Djokovic, the invincible.  Somehow, never the crowd’s favourite, he is the ultimate athlete.  Always immaculate, always polite, he is clearly intelligent and very much an individual.  Completely driven, perhaps he keeps himself to himself but, yesterday, it was his sportsmanship which struck me.  Twenty-two-year-old Denis Shapovalov, meanwhile, was like a young colt, supremely talented, inexhaustible but, at times, too impetuous.  Anything but a pushover for Djokovic, his courage was there for all to see but, inevitably, experience won out.  I was so sad for the charismatic Shapovalov – I just call him Denis, now, it’s easier – unable to hold back the tears but, courageous to the last, he put down his bags and thanked the crowd for doing their best to lift him, throughout.  Like me, they had taken him to their hearts – isn’t it funny how some just have that special something?  Tennis, though, has always been the sport of gentlemen and ladies and one in which manners abound – the young McEnroe aside!  Denis is not short of those, nor Djokovic, but as the young, future champion left Centre Court defeated, the ‘old’ master, triumphant once more, stood and clapped him all the way out.  Sportsmanship and courage; setting players apart.  Wimbledon depicts human nature in all its glory, good and bad, as much a lesson in psychology as sport.  In the end, though, that little pocket of SW19 is, more than ever, a reminder that old values never die.
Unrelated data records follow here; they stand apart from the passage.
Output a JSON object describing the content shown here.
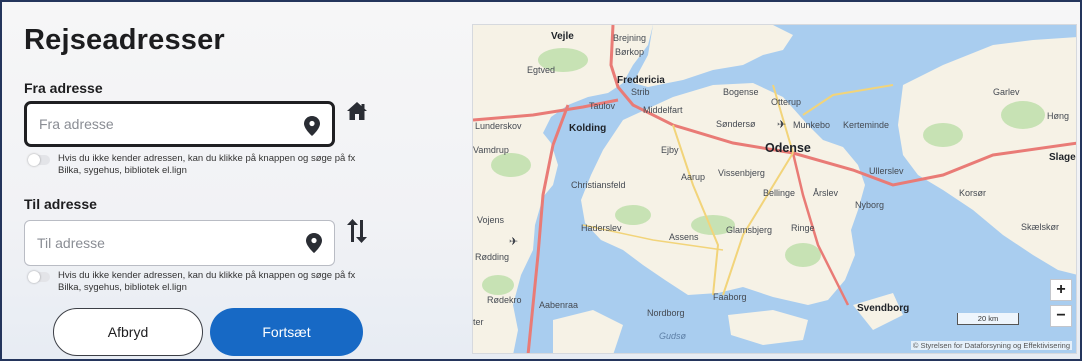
{
  "page": {
    "title": "Rejseadresser"
  },
  "from": {
    "label": "Fra adresse",
    "placeholder": "Fra adresse",
    "value": "",
    "hint": "Hvis du ikke kender adressen, kan du klikke på knappen og søge på fx Bilka, sygehus, bibliotek el.lign",
    "side_icon": "home-icon",
    "field_icon": "location-pin-icon"
  },
  "to": {
    "label": "Til adresse",
    "placeholder": "Til adresse",
    "value": "",
    "hint": "Hvis du ikke kender adressen, kan du klikke på knappen og søge på fx Bilka, sygehus, bibliotek el.lign",
    "side_icon": "swap-arrows-icon",
    "field_icon": "location-pin-icon"
  },
  "buttons": {
    "cancel": "Afbryd",
    "continue": "Fortsæt"
  },
  "map": {
    "labels": {
      "vejle": "Vejle",
      "brejning": "Brejning",
      "borkop": "Børkop",
      "egtved": "Egtved",
      "fredericia": "Fredericia",
      "strib": "Strib",
      "taulov": "Taulov",
      "middelfart": "Middelfart",
      "kolding": "Kolding",
      "lunderskov": "Lunderskov",
      "bogense": "Bogense",
      "otterup": "Otterup",
      "sonderso": "Søndersø",
      "munkebo": "Munkebo",
      "kerteminde": "Kerteminde",
      "garlev": "Garlev",
      "hong": "Høng",
      "odense": "Odense",
      "vamdrup": "Vamdrup",
      "ejby": "Ejby",
      "christiansfeld": "Christiansfeld",
      "aarup": "Aarup",
      "vissenbjerg": "Vissenbjerg",
      "ullerslev": "Ullerslev",
      "bellinge": "Bellinge",
      "arslev": "Årslev",
      "nyborg": "Nyborg",
      "korsor": "Korsør",
      "slagelse": "Slage",
      "vojens": "Vojens",
      "haderslev": "Haderslev",
      "assens": "Assens",
      "glamsbjerg": "Glamsbjerg",
      "ringe": "Ringe",
      "skaelskor": "Skælskør",
      "rodding": "Rødding",
      "faaborg": "Faaborg",
      "rodekro": "Rødekro",
      "aabenraa": "Aabenraa",
      "nordborg": "Nordborg",
      "svendborg": "Svendborg",
      "gudsoe": "Gudsø",
      "ter": "ter"
    },
    "zoom_in": "+",
    "zoom_out": "−",
    "scale": "20 km",
    "attribution": "© Styrelsen for Dataforsyning og Effektivisering",
    "colors": {
      "sea": "#a9cdef",
      "land": "#f6f2e6",
      "forest": "#c7e2b4",
      "motorway": "#e97b76",
      "road": "#f2d47a"
    }
  }
}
I don’t think the scoreline says enough about the performance or the match.  He (Shapovalov) was serving for the first set and was probably the better player.  I would like to give him a big round of applause for everything he has done today and also this two weeks.  We are going to see a lot of him in the future.  He is a great player.’

Novak Djokovic, interviewed on court after his semi-final victory over Denis Shapovalov.

In light of those football fans, English and Scottish, who see fit to boo the opposition’s national anthem – or shine a lazer pen in the eye of the goalie at the crucial moment – thank God for tennis and Wimbledon …

This is Trish, signing off.